Growing cosmos flowers is easy!

The versatile cosmos is a generous and easy addition to your cut-flower patch, writes Eliza Henry-Jones.

A mix of 'Picote' and 'Purity' cosmos flowers.
Photo: Melanie Kercheval

Native to Mexico, cosmos are part of the sunflower (Asteraceae) family. They are the sort of plants that give far more than they demand, providing ample food for bees, butterflies and other beneficial insects foraging in your garden. 

Soil and position

Cosmos is an unfussy plant – I tend not to worry too much about the soil in our cosmos beds because they’re really quite happy with whatever they’re given. Cosmos loves heat and doesn’t enjoy having wet, boggy feet. Planting somewhere sunny with good drainage will help keep your cosmos blooming throughout summer. On the hottest of days when so many plants seem parched and listless, cosmos will still be thriving.

Pinching and staking

To promote more vigorous growth, ‘pinch’ your cosmos plants when about 20cm tall. This means taking the top few centimetres off your plant. Make sure you make the cut with clean, sharp snips, just above an existing set of leaves. 

After pinching, your plant will send up new stems, which will ultimately result in stockier more robust bushes and more gorgeous blooms. 

Cosmos plants will generally top 1 metre when fully grown. Many growers advise staking or netting. However, they seem to do just fine without support in my relatively unsheltered patch, giving me plenty of flowers to share!

Eliza Henry-Jones has written all about planting cosmos in the Spring 2021 issue (OG 128). You can get a copy delivered to your door by ordering onlineOr look for the tomato cover at your newsagents!

128 cover

By: Eliza Henry-Jones

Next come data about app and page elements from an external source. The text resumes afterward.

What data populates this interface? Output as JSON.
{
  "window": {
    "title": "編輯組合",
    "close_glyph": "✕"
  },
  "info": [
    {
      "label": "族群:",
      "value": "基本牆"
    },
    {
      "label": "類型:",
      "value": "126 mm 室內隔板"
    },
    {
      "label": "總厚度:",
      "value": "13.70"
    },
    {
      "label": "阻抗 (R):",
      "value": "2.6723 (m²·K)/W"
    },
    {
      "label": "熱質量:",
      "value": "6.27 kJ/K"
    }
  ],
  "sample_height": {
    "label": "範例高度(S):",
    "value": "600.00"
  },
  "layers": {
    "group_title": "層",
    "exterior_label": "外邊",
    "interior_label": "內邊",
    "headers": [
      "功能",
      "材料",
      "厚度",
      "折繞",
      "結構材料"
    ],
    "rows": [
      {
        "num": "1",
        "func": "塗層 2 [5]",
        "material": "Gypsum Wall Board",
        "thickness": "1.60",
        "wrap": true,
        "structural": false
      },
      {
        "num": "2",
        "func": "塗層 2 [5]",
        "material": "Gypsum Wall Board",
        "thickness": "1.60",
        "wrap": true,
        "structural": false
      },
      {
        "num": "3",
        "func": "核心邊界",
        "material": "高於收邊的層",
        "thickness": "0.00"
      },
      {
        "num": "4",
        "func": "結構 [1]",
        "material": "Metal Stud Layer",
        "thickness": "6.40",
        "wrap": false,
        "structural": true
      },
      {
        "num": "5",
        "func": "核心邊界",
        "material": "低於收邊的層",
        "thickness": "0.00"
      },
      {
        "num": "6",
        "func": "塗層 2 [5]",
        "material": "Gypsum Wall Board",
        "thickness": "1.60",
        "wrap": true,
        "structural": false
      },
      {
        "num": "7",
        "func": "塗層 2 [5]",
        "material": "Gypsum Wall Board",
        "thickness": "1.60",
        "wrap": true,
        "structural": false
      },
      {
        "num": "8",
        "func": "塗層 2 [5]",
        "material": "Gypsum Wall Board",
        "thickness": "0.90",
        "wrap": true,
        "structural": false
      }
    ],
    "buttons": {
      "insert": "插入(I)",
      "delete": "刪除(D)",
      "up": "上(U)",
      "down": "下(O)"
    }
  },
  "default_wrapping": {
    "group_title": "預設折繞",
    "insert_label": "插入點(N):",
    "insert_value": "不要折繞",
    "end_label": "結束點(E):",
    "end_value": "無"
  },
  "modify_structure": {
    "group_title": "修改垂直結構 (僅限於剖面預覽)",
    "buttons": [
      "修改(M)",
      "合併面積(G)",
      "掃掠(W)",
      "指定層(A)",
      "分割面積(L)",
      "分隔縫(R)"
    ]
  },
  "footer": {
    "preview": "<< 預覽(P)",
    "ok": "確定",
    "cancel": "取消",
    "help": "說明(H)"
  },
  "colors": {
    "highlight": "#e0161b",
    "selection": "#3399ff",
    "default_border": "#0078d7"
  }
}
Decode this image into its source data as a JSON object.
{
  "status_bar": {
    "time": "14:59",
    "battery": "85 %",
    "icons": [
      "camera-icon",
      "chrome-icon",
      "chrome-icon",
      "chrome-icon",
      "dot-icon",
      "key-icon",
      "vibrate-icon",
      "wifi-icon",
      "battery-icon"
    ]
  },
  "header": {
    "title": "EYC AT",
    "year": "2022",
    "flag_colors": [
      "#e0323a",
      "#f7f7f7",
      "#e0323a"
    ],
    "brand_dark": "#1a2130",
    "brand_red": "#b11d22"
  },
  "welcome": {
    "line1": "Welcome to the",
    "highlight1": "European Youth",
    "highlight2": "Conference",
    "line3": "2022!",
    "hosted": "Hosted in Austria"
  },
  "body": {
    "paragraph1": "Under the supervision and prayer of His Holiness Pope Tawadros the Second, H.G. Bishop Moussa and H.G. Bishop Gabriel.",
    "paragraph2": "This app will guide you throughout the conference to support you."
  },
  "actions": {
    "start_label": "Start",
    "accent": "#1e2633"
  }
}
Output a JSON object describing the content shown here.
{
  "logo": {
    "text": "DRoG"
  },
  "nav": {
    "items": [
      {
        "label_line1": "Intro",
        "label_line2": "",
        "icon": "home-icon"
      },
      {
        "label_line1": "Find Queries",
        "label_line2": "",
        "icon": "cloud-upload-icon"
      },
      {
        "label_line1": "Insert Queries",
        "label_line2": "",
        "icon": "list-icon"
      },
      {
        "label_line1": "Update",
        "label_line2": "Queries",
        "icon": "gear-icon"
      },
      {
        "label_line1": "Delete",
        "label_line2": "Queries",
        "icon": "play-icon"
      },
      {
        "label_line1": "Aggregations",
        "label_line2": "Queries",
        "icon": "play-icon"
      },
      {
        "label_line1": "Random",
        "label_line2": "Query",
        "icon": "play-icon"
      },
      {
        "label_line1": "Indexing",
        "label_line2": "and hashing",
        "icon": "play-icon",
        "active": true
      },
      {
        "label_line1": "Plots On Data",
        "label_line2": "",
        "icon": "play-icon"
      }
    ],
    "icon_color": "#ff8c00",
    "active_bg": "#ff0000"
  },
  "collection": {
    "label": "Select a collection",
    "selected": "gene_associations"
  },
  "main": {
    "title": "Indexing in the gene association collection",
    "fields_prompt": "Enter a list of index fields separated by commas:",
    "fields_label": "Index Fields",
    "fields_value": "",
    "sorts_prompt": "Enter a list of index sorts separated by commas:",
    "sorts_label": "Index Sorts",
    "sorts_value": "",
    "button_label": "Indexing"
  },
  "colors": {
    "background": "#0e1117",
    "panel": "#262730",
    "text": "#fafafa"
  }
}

First published: October 2021

Related topics

Gardening Basics, Spring, cosmos, annual flower, cut flowers, Issue 128 -- September/October 2021, Ornamentals